Capparis decidua


Tundub – Capparis decidua, commonly known as karira, is a useful plant in its marginal habitat.

It is a small much-branched tree or shrub. It bears a mass of slender, gray-green leafless branches, the small caducous leaves being found only on young shoots. It rarely exceeds a height of 5 meters (16 feet).

The new flush of leaves appears from November–January. Red conspicuous flowers appear from March to April and August–September and are ripe by May and October. The pink fleshy berries are readily eaten by birds. It coppices well and produces root suckers freely. It is extremely drought-resistant and tolerates some frost.

Distribution and habitat It can be found in arid regions in North Africa, the Middle East, and South Asia, including the Thar desert. Khair city in Uttar Pradesh, India is famous for Kair trees.


The vegetable dish known as Kairan (or Doran) ji Bhaaji is prepared in Tharparkar, Sindh The fruit and young buds can be eaten raw.

Its spicy fruits are used for preparing vegetables, curry, and fine pickles and can attract helpful insectivores; the plant also is used in folk medicine and herbalism.

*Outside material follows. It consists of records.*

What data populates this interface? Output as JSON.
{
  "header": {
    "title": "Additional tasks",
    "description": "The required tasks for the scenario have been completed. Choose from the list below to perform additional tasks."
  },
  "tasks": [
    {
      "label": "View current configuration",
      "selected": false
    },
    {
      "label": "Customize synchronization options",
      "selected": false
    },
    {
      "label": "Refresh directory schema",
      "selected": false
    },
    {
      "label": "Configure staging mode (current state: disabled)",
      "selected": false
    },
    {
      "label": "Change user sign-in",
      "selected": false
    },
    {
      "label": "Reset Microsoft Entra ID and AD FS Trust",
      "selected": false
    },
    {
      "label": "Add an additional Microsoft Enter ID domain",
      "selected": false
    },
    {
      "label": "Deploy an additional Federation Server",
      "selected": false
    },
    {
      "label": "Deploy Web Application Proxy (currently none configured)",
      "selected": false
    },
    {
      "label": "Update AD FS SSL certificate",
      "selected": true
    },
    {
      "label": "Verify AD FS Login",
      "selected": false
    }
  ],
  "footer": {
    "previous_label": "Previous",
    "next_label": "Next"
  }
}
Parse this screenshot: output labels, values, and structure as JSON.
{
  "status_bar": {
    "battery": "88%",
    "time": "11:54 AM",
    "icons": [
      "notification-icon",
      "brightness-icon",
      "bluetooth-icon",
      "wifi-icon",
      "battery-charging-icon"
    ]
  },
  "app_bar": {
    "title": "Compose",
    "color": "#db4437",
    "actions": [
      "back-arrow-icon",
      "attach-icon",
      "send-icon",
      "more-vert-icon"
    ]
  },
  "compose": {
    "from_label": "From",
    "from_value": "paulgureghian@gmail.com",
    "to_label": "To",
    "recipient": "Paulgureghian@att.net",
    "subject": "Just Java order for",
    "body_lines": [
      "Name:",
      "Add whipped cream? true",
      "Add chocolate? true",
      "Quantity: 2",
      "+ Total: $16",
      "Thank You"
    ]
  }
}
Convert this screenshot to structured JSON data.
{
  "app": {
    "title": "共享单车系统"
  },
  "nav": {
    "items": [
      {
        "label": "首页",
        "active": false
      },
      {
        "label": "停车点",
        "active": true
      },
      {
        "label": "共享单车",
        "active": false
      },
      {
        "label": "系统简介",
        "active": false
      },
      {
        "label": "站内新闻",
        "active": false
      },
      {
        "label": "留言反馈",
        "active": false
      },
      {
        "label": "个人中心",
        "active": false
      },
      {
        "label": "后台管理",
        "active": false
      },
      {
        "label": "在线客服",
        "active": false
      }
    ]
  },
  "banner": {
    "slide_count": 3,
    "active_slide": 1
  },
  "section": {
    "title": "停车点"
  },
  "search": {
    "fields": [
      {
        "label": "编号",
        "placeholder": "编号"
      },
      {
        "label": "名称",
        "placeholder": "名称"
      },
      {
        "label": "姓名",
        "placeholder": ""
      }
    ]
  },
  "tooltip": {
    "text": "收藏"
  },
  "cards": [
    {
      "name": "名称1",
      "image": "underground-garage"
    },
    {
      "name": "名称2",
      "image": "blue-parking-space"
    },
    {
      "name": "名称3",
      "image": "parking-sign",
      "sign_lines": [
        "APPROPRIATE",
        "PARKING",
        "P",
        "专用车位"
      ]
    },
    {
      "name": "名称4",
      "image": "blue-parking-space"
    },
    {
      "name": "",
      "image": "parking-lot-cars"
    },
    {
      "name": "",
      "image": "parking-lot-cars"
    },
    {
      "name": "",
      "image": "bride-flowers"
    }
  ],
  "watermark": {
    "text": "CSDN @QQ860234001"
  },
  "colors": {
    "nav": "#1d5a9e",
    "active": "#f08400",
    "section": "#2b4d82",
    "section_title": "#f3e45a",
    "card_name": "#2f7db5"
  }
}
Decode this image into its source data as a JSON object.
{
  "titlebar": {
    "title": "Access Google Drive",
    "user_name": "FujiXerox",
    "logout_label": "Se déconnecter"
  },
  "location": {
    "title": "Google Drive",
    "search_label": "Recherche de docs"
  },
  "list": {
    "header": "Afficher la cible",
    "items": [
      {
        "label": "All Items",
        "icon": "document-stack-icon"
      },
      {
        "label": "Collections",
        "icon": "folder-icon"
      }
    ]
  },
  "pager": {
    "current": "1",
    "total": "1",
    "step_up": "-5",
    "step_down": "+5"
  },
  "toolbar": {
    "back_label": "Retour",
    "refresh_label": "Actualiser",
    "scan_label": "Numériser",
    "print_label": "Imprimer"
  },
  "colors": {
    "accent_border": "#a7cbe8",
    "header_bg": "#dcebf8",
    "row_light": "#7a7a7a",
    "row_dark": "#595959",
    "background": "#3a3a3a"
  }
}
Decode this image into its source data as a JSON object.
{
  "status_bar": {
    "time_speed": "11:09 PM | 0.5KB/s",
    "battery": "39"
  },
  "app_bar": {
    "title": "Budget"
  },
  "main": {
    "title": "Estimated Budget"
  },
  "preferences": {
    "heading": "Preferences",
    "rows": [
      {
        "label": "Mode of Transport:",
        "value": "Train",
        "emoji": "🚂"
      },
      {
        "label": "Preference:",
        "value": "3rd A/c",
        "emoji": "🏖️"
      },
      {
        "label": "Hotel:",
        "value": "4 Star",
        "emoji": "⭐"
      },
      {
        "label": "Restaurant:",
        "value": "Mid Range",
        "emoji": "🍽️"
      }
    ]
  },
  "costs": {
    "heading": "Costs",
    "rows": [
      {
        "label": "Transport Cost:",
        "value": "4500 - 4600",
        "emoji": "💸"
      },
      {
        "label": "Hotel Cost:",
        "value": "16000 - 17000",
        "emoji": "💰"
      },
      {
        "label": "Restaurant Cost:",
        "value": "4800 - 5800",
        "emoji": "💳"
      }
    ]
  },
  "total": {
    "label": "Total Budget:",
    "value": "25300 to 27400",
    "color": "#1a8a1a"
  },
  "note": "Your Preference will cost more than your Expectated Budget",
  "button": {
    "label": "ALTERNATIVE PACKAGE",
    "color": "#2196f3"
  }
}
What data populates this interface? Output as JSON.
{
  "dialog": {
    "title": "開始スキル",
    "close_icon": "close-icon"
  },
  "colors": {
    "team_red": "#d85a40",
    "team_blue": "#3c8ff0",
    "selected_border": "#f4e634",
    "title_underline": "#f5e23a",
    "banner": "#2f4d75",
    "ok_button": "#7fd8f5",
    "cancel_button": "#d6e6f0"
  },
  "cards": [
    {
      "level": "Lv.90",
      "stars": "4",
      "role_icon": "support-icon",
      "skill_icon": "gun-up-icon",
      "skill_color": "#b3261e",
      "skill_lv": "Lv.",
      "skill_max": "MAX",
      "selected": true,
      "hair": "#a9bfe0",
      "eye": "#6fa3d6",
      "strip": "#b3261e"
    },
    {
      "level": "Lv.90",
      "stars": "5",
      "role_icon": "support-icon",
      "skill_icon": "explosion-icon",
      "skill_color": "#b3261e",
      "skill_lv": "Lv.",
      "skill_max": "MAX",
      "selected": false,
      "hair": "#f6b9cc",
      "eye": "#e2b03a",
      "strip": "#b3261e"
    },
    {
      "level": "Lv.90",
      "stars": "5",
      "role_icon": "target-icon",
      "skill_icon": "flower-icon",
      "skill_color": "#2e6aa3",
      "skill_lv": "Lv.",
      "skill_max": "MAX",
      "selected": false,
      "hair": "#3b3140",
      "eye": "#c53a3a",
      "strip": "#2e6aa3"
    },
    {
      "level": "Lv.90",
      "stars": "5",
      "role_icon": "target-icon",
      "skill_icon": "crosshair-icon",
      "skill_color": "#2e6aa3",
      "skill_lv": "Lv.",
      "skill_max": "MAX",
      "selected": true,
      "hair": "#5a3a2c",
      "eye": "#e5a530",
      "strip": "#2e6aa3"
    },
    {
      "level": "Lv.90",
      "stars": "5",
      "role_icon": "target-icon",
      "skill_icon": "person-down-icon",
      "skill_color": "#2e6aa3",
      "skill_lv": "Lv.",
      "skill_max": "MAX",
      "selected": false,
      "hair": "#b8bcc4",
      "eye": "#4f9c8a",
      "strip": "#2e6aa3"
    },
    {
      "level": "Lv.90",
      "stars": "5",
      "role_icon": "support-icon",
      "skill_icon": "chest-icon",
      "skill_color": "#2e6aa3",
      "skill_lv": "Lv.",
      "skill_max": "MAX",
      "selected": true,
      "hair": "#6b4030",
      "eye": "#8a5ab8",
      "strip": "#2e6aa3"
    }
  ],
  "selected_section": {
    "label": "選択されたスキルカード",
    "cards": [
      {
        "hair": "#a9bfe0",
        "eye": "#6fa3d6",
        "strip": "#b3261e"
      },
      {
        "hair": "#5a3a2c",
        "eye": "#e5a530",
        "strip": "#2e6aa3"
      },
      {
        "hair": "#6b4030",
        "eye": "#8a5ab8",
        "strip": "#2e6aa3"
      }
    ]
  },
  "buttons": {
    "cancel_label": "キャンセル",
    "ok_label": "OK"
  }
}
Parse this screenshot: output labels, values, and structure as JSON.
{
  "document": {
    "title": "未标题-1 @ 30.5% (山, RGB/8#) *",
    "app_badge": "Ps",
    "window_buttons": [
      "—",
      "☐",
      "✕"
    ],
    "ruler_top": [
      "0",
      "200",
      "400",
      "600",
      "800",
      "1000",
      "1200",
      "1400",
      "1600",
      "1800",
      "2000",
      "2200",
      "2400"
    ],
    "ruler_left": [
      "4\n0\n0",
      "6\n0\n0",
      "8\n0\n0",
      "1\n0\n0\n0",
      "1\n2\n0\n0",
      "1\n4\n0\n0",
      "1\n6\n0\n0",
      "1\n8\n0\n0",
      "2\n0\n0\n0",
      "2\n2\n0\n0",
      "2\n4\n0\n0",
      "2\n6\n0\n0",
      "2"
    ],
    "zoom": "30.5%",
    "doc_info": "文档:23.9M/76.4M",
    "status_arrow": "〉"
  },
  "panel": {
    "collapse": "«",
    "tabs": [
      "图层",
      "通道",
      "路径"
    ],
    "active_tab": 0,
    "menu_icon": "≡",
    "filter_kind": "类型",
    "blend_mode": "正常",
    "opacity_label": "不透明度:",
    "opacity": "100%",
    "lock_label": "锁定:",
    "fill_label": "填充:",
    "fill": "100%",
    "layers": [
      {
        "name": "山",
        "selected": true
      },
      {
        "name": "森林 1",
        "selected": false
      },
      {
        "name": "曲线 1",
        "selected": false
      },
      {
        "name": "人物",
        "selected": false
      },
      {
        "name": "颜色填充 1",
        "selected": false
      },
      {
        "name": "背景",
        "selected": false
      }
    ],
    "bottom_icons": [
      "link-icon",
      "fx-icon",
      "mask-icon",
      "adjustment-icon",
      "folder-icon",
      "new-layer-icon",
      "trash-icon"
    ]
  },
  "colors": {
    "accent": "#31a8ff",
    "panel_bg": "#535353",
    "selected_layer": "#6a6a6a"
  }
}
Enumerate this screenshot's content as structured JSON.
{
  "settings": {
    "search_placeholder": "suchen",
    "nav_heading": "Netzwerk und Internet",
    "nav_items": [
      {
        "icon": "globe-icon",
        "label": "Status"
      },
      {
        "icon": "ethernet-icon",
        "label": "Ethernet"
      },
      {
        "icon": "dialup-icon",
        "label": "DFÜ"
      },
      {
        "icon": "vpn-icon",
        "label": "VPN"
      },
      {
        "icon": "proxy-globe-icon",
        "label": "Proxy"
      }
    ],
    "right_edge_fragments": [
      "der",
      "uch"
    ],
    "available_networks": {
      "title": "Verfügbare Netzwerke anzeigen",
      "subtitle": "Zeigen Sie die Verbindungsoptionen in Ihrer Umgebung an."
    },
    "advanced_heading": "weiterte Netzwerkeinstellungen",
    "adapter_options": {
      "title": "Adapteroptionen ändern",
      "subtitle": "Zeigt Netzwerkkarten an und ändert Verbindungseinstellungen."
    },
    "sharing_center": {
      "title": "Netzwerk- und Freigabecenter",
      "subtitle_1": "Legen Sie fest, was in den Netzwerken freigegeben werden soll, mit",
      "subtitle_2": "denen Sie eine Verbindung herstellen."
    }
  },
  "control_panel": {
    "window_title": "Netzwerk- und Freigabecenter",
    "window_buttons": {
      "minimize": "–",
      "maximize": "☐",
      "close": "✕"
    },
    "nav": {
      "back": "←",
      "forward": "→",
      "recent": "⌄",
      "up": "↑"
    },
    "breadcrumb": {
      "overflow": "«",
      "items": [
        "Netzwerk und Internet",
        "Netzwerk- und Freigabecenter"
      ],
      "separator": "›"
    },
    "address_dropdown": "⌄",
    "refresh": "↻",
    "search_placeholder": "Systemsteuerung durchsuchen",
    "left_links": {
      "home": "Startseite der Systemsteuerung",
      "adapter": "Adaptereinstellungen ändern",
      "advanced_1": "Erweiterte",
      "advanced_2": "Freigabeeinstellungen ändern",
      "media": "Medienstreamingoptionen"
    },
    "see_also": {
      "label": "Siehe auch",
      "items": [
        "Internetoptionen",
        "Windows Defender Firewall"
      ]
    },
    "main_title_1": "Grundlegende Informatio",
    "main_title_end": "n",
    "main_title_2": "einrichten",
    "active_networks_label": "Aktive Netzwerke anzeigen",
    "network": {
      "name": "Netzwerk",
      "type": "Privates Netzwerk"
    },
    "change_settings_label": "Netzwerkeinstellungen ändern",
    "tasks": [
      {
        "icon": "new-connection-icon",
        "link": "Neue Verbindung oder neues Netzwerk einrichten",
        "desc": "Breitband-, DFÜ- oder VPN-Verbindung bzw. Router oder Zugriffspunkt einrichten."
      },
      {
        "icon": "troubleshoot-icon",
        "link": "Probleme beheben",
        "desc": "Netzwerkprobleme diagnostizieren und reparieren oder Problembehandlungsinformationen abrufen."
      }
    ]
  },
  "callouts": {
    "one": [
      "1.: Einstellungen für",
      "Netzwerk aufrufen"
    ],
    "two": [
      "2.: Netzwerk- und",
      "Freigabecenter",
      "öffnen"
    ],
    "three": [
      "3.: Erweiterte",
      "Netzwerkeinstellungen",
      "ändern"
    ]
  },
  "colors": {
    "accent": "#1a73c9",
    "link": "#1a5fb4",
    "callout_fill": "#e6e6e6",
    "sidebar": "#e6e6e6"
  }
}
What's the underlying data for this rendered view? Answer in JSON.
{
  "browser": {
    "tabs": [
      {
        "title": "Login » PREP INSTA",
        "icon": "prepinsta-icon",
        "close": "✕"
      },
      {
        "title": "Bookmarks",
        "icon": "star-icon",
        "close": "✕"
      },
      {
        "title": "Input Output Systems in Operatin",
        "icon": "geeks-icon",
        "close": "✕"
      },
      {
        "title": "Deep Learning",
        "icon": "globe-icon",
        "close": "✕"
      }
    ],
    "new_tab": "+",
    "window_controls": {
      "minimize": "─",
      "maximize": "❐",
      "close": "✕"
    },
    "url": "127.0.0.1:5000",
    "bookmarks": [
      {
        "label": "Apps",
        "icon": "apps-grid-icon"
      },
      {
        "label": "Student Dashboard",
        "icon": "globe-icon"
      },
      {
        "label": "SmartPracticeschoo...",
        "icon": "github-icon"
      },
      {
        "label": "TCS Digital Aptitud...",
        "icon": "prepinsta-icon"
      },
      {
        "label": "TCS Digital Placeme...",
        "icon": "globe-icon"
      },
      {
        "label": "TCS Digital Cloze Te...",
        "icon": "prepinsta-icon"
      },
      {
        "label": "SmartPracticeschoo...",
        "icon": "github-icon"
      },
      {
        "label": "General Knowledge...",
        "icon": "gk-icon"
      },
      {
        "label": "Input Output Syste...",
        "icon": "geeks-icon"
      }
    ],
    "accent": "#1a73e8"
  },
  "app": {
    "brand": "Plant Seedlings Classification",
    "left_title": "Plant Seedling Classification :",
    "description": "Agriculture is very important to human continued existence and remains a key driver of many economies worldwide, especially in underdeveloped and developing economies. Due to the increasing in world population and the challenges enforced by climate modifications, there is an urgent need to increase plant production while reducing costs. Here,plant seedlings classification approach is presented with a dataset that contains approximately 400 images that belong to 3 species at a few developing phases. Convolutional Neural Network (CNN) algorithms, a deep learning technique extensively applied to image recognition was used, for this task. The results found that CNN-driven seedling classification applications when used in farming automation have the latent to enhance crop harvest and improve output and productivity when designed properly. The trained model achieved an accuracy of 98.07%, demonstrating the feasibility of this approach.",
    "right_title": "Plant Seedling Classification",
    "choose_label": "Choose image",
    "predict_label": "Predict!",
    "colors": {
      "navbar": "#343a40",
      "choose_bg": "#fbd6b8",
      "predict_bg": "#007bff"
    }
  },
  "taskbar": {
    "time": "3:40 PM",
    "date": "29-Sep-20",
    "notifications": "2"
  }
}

It can be used in landscape gardening, afforestation, and reforestation in semidesert and desert areas; it provides assistance against soil erosion.